“Before, you could see the wheels turning on the floor. And from an athletic standpoint, if the wheels are turning on the floor, the play’s already over with,” he said. “So we have more young ladies in the program who have a very high basketball IQ, of very high intellect, and they’re able to put that aside and focus on the basketball part, and there’s where we’re different from years previously.”
Not that books still don’t rule. When the Fightin’ Engineers were preparing for the conference tournament, Prevo had to practice one night at 10 p.m. Finals week.
But they were too close to history to be stopped. In 2016, they had lost in the conference tournament and hoped for an at-large bid with their 23-4 record. It never came. Four of them sat a bit before the Heartland tournament and discussed all that.
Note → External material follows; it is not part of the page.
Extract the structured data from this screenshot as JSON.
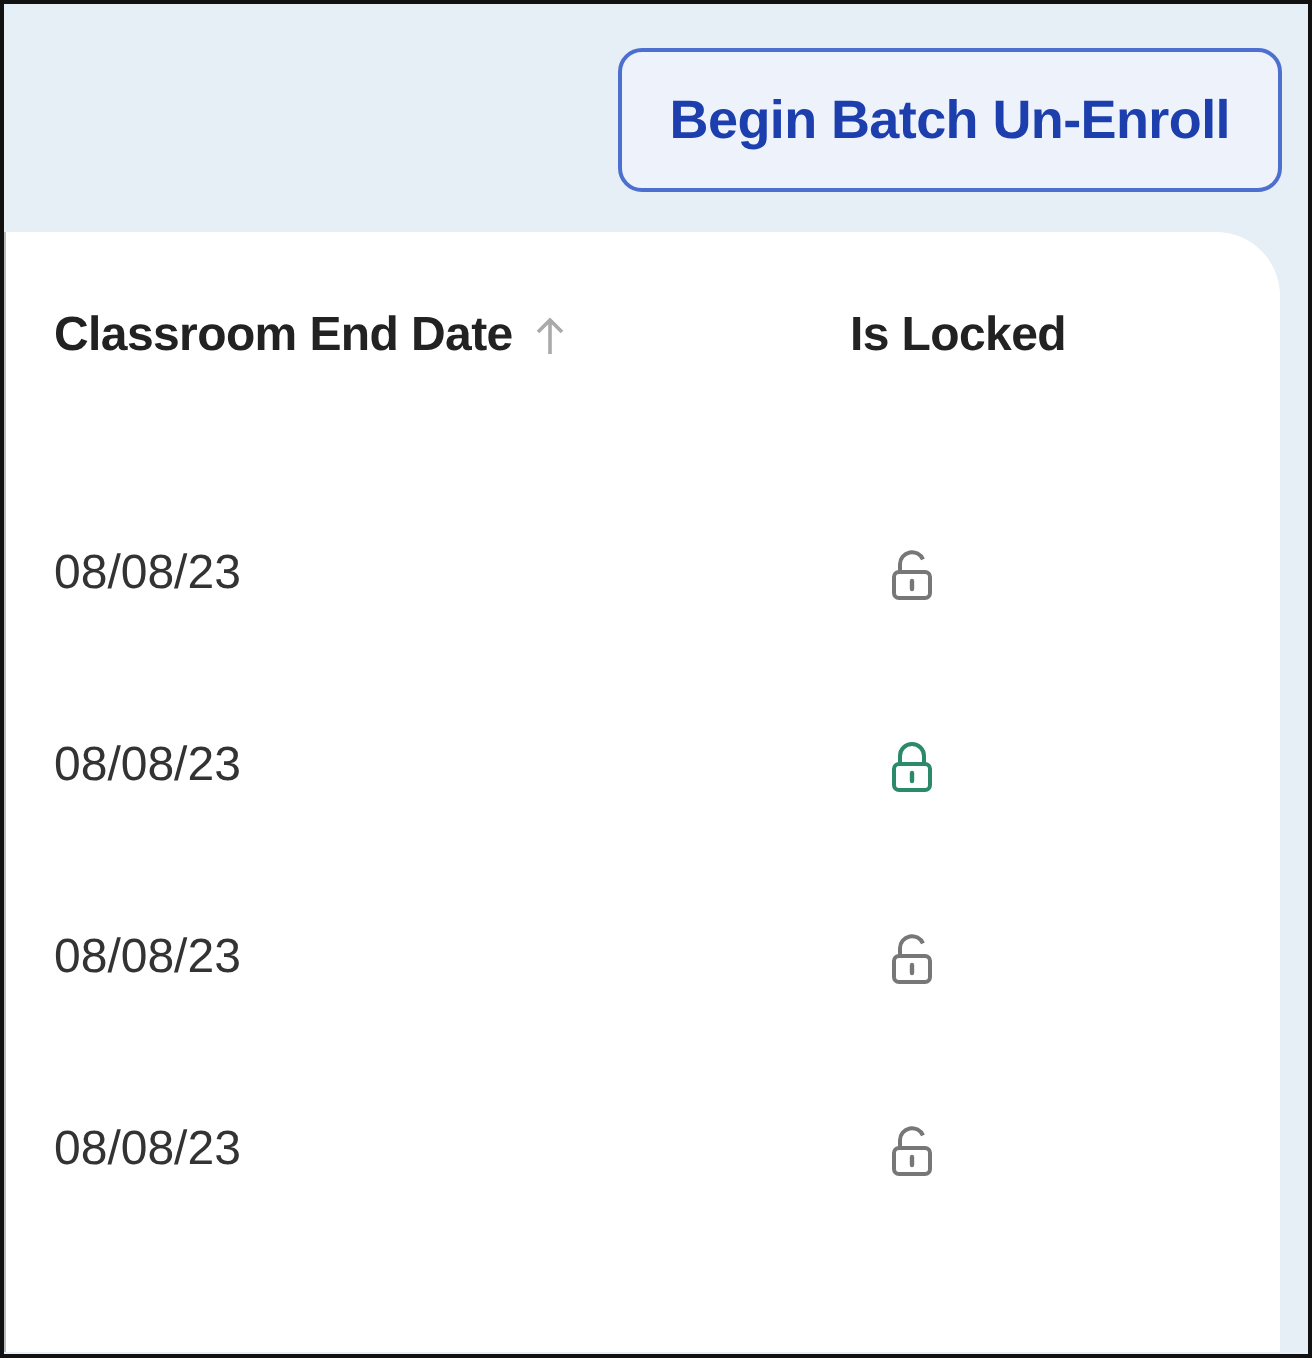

Marshall: “When I started, the program was still building. Every year, we’ve brought our expectations higher. Now, winning the conference is the next expectation.”
Abby Bromenschenkel: “We don’t want to feel like we did last year when we were sitting in the lobby waiting to get a bid and it didn’t happen.”
But isn’t it hard, mixing engineering finals and the pressure of a conference tournament?
Abby Bromenschenkel: “For her [nodding toward double-major Marshall], it’s not that hard.”
Marshall: “It helps me with time management, knowing I have to get my homework done before practice.”
Ally Bromenschenkel: “Me and Abby, we studied about 44 hours in preparation for our finals. School can be very overwhelming at times, and it’s good to get out on the court and completely clear my head.”
Dilworth: “Our floors do a lot of different things, go on trips, and we have to miss a lot of those. It is a lot of sacrifice, but it’s definitely worth it. I’ve pulled more all-nighters than I ever have.
“I think we’ll appreciate this more after the season is over. Right now, we’re very focused on the process. I don’t know if we get to cherish it as much now.”
She’s thinking law school; Ally is considering work as a design engineer; Abby, orthopedics; Abbie already has a job lined up in the biomedical field.
“Their determination and grit and toughness kind of sets them apart. That’s why we’ve put ourselves where we are,” Prevo said of his team.
The NCAA sent them to St. Louis to play Wheaton March 3 for their first tournament game in history. Young women blazing a trail at Rose-Hulman, with a basketball in one hand and a book in the other.•
Lopresti is a lifelong resident of Richmond and a graduate of Ball State University. He was a columnist for USA Today and Gannett newspapers for 31 years; he covered 34 Final Fours, 30 Super Bowls, 32 World Series and 16 Olympics. His column appears weekly. He can be reached at firstname.lastname@example.org.